:: Excerpted records ::
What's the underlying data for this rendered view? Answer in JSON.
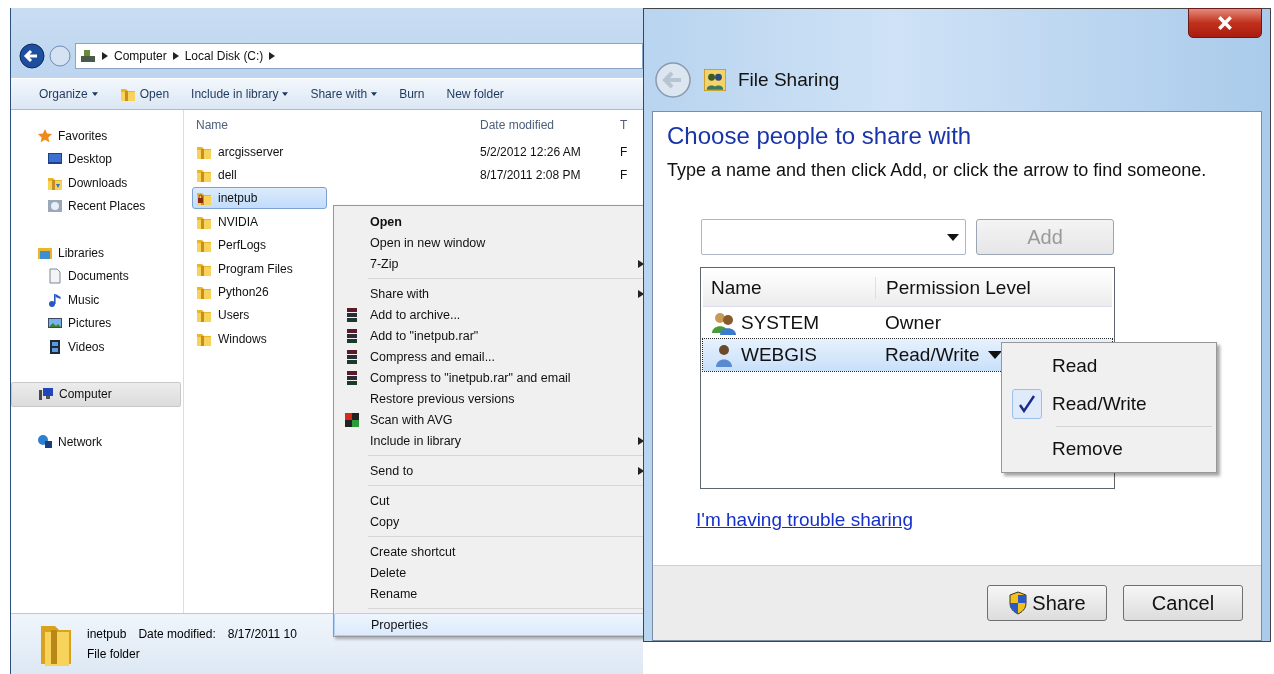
{
  "explorer": {
    "breadcrumbs": [
      "Computer",
      "Local Disk (C:)"
    ],
    "toolbar": [
      {
        "label": "Organize",
        "dropdown": true,
        "kind": "text"
      },
      {
        "label": "Open",
        "dropdown": false,
        "kind": "folder"
      },
      {
        "label": "Include in library",
        "dropdown": true,
        "kind": "text"
      },
      {
        "label": "Share with",
        "dropdown": true,
        "kind": "text"
      },
      {
        "label": "Burn",
        "dropdown": false,
        "kind": "text"
      },
      {
        "label": "New folder",
        "dropdown": false,
        "kind": "text"
      }
    ],
    "sidebar": [
      {
        "label": "Favorites",
        "kind": "star",
        "selected": false,
        "children": [
          {
            "label": "Desktop",
            "kind": "desktop",
            "selected": false
          },
          {
            "label": "Downloads",
            "kind": "downloads",
            "selected": false
          },
          {
            "label": "Recent Places",
            "kind": "recent",
            "selected": false
          }
        ]
      },
      {
        "label": "Libraries",
        "kind": "libraries",
        "selected": false,
        "children": [
          {
            "label": "Documents",
            "kind": "document",
            "selected": false
          },
          {
            "label": "Music",
            "kind": "music",
            "selected": false
          },
          {
            "label": "Pictures",
            "kind": "pictures",
            "selected": false
          },
          {
            "label": "Videos",
            "kind": "videos",
            "selected": false
          }
        ]
      },
      {
        "label": "Computer",
        "kind": "computer",
        "selected": true
      },
      {
        "label": "Network",
        "kind": "network",
        "selected": false
      }
    ],
    "columns": [
      "Name",
      "Date modified",
      "T"
    ],
    "rows": [
      {
        "name": "arcgisserver",
        "date": "5/2/2012 12:26 AM",
        "column_3": "F",
        "selected": false,
        "locked": false
      },
      {
        "name": "dell",
        "date": "8/17/2011 2:08 PM",
        "column_3": "F",
        "selected": false,
        "locked": false
      },
      {
        "name": "inetpub",
        "selected": true,
        "locked": true
      },
      {
        "name": "NVIDIA",
        "selected": false,
        "locked": false
      },
      {
        "name": "PerfLogs",
        "selected": false,
        "locked": false
      },
      {
        "name": "Program Files",
        "selected": false,
        "locked": false
      },
      {
        "name": "Python26",
        "selected": false,
        "locked": false
      },
      {
        "name": "Users",
        "selected": false,
        "locked": false
      },
      {
        "name": "Windows",
        "selected": false,
        "locked": false
      }
    ],
    "details": {
      "name": "inetpub",
      "date_label": "Date modified:",
      "date": "8/17/2011 10",
      "type": "File folder"
    },
    "context_menu": [
      {
        "kind": "item",
        "label": "Open",
        "default": true,
        "selected": false,
        "submenu": false
      },
      {
        "kind": "item",
        "label": "Open in new window",
        "default": false,
        "selected": false,
        "submenu": false
      },
      {
        "kind": "item",
        "label": "7-Zip",
        "default": false,
        "selected": false,
        "submenu": true
      },
      {
        "kind": "separator"
      },
      {
        "kind": "item",
        "label": "Share with",
        "default": false,
        "selected": false,
        "submenu": true
      },
      {
        "kind": "archive",
        "label": "Add to archive...",
        "default": false,
        "selected": false,
        "submenu": false
      },
      {
        "kind": "archive",
        "label": "Add to \"inetpub.rar\"",
        "default": false,
        "selected": false,
        "submenu": false
      },
      {
        "kind": "archive",
        "label": "Compress and email...",
        "default": false,
        "selected": false,
        "submenu": false
      },
      {
        "kind": "archive",
        "label": "Compress to \"inetpub.rar\" and email",
        "default": false,
        "selected": false,
        "submenu": false
      },
      {
        "kind": "item",
        "label": "Restore previous versions",
        "default": false,
        "selected": false,
        "submenu": false
      },
      {
        "kind": "scan",
        "label": "Scan with AVG",
        "default": false,
        "selected": false,
        "submenu": false
      },
      {
        "kind": "item",
        "label": "Include in library",
        "default": false,
        "selected": false,
        "submenu": true
      },
      {
        "kind": "separator"
      },
      {
        "kind": "item",
        "label": "Send to",
        "default": false,
        "selected": false,
        "submenu": true
      },
      {
        "kind": "separator"
      },
      {
        "kind": "item",
        "label": "Cut",
        "default": false,
        "selected": false,
        "submenu": false
      },
      {
        "kind": "item",
        "label": "Copy",
        "default": false,
        "selected": false,
        "submenu": false
      },
      {
        "kind": "separator"
      },
      {
        "kind": "item",
        "label": "Create shortcut",
        "default": false,
        "selected": false,
        "submenu": false
      },
      {
        "kind": "item",
        "label": "Delete",
        "default": false,
        "selected": false,
        "submenu": false
      },
      {
        "kind": "item",
        "label": "Rename",
        "default": false,
        "selected": false,
        "submenu": false
      },
      {
        "kind": "separator"
      },
      {
        "kind": "item",
        "label": "Properties",
        "default": false,
        "selected": true,
        "submenu": false
      }
    ]
  },
  "dialog": {
    "title": "File Sharing",
    "heading": "Choose people to share with",
    "instruction": "Type a name and then click Add, or click the arrow to find someone.",
    "add_button": {
      "label": "Add",
      "disabled": true
    },
    "columns": [
      "Name",
      "Permission Level"
    ],
    "rows": [
      {
        "name": "SYSTEM",
        "permission": "Owner",
        "kind": "group",
        "selected": false,
        "dropdown": false
      },
      {
        "name": "WEBGIS",
        "permission": "Read/Write",
        "kind": "user",
        "selected": true,
        "dropdown": true
      }
    ],
    "permission_menu": [
      {
        "kind": "item",
        "label": "Read",
        "checked": false
      },
      {
        "kind": "item",
        "label": "Read/Write",
        "checked": true
      },
      {
        "kind": "separator"
      },
      {
        "kind": "item",
        "label": "Remove",
        "checked": false
      }
    ],
    "link": "I'm having trouble sharing",
    "buttons": [
      {
        "label": "Share",
        "kind": "shield"
      },
      {
        "label": "Cancel",
        "kind": "plain"
      }
    ]
  }
}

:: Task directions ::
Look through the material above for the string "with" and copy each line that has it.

:: Written answer ::
        "label": "Share with",
        "label": "Share with",
        "label": "Scan with AVG",
    "heading": "Choose people to share with",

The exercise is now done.